### What this task involves
Output the span of lines from the one that contains "Read all visible content and emit it as JSON." through the end of the records, inclusive, exactly as written and free of pictures.

(Items from an interface collection)
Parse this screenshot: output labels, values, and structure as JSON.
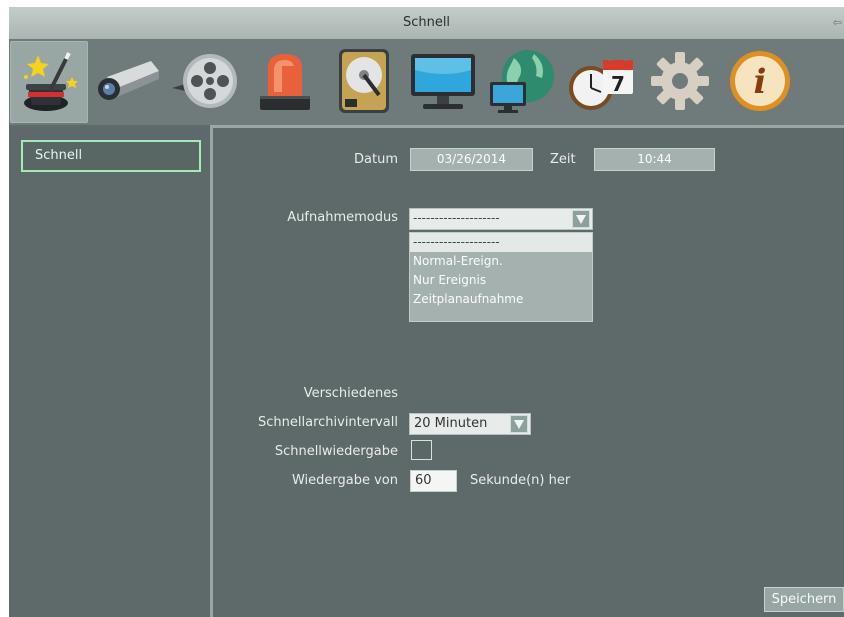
{
  "window": {
    "title": "Schnell",
    "back_icon": "back-arrow-icon"
  },
  "toolbar": {
    "tools": [
      {
        "name": "magic-wizard-icon",
        "selected": true
      },
      {
        "name": "camera-icon"
      },
      {
        "name": "film-reel-icon"
      },
      {
        "name": "alarm-siren-icon"
      },
      {
        "name": "hard-drive-icon"
      },
      {
        "name": "monitor-icon"
      },
      {
        "name": "network-globe-icon"
      },
      {
        "name": "clock-calendar-icon",
        "calendar_day": "7"
      },
      {
        "name": "settings-gear-icon"
      },
      {
        "name": "info-icon",
        "glyph": "i"
      }
    ]
  },
  "sidebar": {
    "items": [
      {
        "label": "Schnell",
        "selected": true
      }
    ]
  },
  "form": {
    "date_label": "Datum",
    "date_value": "03/26/2014",
    "time_label": "Zeit",
    "time_value": "10:44",
    "record_mode_label": "Aufnahmemodus",
    "record_mode_value": "--------------------",
    "record_mode_options": [
      "--------------------",
      "Normal-Ereign.",
      "Nur Ereignis",
      "Zeitplanaufnahme"
    ],
    "misc_heading": "Verschiedenes",
    "archive_interval_label": "Schnellarchivintervall",
    "archive_interval_value": "20 Minuten",
    "quick_playback_label": "Schnellwiedergabe",
    "quick_playback_checked": false,
    "playback_from_label": "Wiedergabe von",
    "playback_from_value": "60",
    "playback_unit": "Sekunde(n) her"
  },
  "actions": {
    "save_label": "Speichern"
  },
  "colors": {
    "panel": "#5e6a69",
    "selected_border": "#a7e9b7",
    "field": "#a5b1af"
  }
}
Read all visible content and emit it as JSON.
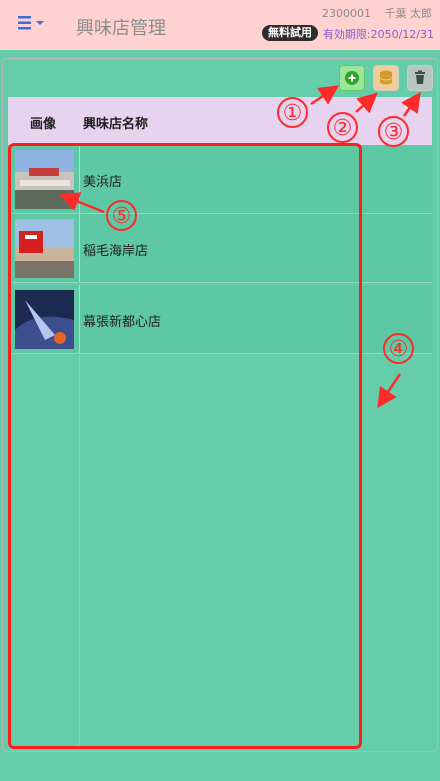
{
  "header": {
    "title": "興味店管理",
    "user_id": "2300001",
    "user_name": "千葉 太郎",
    "badge": "無料試用",
    "expiry": "有効期限:2050/12/31",
    "menu_icon": "hamburger-icon",
    "menu_color": "#3b6fd6"
  },
  "toolbar": {
    "add_icon": "plus-circle-icon",
    "db_icon": "database-icon",
    "delete_icon": "trash-icon"
  },
  "table": {
    "columns": [
      "画像",
      "興味店名称"
    ],
    "rows": [
      {
        "name": "美浜店",
        "image": "store-photo"
      },
      {
        "name": "稲毛海岸店",
        "image": "store-photo"
      },
      {
        "name": "幕張新都心店",
        "image": "store-photo"
      }
    ]
  },
  "annotations": {
    "n1": "①",
    "n2": "②",
    "n3": "③",
    "n4": "④",
    "n5": "⑤",
    "color": "#ff2a2a"
  }
}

### Output of the exercise
Read all visible content and emit it as JSON.
{
  "header": {
    "title": "興味店管理",
    "user_id": "2300001",
    "user_name": "千葉 太郎",
    "badge": "無料試用",
    "expiry": "有効期限:2050/12/31",
    "menu_icon": "hamburger-icon",
    "menu_color": "#3b6fd6"
  },
  "toolbar": {
    "add_icon": "plus-circle-icon",
    "db_icon": "database-icon",
    "delete_icon": "trash-icon"
  },
  "table": {
    "columns": [
      "画像",
      "興味店名称"
    ],
    "rows": [
      {
        "name": "美浜店",
        "image": "store-photo"
      },
      {
        "name": "稲毛海岸店",
        "image": "store-photo"
      },
      {
        "name": "幕張新都心店",
        "image": "store-photo"
      }
    ]
  },
  "annotations": {
    "n1": "①",
    "n2": "②",
    "n3": "③",
    "n4": "④",
    "n5": "⑤",
    "color": "#ff2a2a"
  }
}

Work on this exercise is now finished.